The Dream is Alive in San Francisco!
by Annalise Velazquez
As a student film maker, I often find myself wondering “What do I want to do as a career?” Whenever I tell someone what I am studying their immediate response is either “when are you moving to Los Angeles?” or “ What do you see yourself doing in Hollywood?” I don’t have a freakin’ clue! If I wanted to make the big bucks, it’s no doubt Southern California is where the jobs are but I find myself asking: do I really want to become a seed in The Biz?
Its no secret that mainstream media is owned by a few major corporations; in which their various subdivisions make nearly everything we see on television and at the box office. As a San Francisco native who was raised to be an activist, I’ll be honest when I say I don’t want to be a part of that. Perhaps I’m being naïve, but I fear if I did go to Hollywood- it would suck out everything I love about film. I would dread the stress and bitterness due to those large Hollywood egos I’ve heard so much about. That is not the life I’ want.

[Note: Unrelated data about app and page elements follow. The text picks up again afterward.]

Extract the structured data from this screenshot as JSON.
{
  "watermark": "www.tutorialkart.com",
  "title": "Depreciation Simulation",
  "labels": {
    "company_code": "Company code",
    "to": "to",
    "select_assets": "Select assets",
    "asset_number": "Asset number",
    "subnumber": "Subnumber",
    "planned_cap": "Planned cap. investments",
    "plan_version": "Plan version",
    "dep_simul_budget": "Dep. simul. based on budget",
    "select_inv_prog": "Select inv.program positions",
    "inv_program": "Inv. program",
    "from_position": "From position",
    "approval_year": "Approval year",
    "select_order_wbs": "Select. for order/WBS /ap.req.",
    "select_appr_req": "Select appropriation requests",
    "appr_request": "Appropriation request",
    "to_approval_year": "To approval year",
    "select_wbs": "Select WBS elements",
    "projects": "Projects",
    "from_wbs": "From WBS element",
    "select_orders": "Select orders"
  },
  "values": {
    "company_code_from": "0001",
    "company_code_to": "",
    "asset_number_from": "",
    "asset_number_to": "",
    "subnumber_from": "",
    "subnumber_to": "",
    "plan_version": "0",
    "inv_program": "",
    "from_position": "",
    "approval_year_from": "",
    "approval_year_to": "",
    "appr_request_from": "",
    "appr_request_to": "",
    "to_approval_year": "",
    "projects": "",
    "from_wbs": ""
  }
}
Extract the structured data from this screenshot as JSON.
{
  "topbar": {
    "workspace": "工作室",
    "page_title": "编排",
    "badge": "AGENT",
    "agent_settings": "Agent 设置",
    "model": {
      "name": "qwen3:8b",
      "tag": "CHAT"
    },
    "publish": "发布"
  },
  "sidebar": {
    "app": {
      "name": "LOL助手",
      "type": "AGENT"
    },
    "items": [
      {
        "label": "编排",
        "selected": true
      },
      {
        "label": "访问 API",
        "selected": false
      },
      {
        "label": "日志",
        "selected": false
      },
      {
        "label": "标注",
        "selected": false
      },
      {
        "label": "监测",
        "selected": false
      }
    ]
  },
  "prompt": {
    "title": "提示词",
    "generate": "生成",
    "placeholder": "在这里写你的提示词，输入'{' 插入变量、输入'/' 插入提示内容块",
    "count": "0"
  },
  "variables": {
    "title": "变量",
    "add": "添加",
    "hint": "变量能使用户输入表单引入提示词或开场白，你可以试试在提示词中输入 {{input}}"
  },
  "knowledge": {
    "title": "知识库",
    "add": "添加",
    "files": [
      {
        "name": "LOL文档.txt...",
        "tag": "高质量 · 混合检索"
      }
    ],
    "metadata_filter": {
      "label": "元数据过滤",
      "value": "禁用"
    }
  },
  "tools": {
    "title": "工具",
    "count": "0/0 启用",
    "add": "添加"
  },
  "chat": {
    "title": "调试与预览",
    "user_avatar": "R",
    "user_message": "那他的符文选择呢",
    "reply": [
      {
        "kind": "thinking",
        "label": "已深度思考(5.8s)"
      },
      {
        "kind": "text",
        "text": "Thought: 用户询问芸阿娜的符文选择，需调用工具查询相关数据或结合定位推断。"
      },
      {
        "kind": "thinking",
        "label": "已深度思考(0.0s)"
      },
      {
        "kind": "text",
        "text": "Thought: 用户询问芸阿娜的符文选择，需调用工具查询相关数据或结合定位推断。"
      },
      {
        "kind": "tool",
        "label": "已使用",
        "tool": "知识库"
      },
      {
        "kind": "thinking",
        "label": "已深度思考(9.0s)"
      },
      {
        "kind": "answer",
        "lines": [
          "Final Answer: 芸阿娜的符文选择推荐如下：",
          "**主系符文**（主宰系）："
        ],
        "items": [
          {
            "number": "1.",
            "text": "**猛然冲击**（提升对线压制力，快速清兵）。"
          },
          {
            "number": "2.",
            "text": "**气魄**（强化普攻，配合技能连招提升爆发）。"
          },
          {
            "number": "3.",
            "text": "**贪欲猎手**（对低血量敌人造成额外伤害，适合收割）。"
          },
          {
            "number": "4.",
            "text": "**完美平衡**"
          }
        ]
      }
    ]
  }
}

Now, I’m not saying San Francisco film makers do not have large egos, or that film making in the Bay Area is not stressful. I honestly think I’ve been lucky, or perhaps I’ve just met the right people but every single production I’ve worked on has been a BLAST.
Saltwater is definitely one of those productions that carry the essence of making a film with your friends. I can say, without hesitation, that the people I’ve met on this project have become really good friends as well as professional contacts for future projects. I love how whenever I have a production meeting with Lise Swenson, we giggle and gossip like best friends, but we can still be professional to get our tasks done. I’m also thankful to have made friends with a few of the interns, some who have really helped me when the times got rough. Taking the time to appreciate individuals for their particular talents, you open the doors to forming personal bonds that make the process of making a feature film really fun.
There is nothing finer than making films with your friends and I’m truly thankful to have met such humble and talented people who have been nothing but friendly. So when I think about what I want out of my film career, it’s that I just want to make movies with the talented people I trust and make enough money to live comfortably. There is nothing written in stone that if I want to make films, I must go to Hollywood. I don’t feel the need to become the next Micheal Bay and own prime real estate all over the world. I’d be perfectly content with a day job; perhaps shooting for public access, or editing for commercials, even teaching at a community college- utilizing my talents and still being able to tell my stories on the side. This dream is alive and well in San Francisco and I’m happy to be a part of it as it continues to bloom.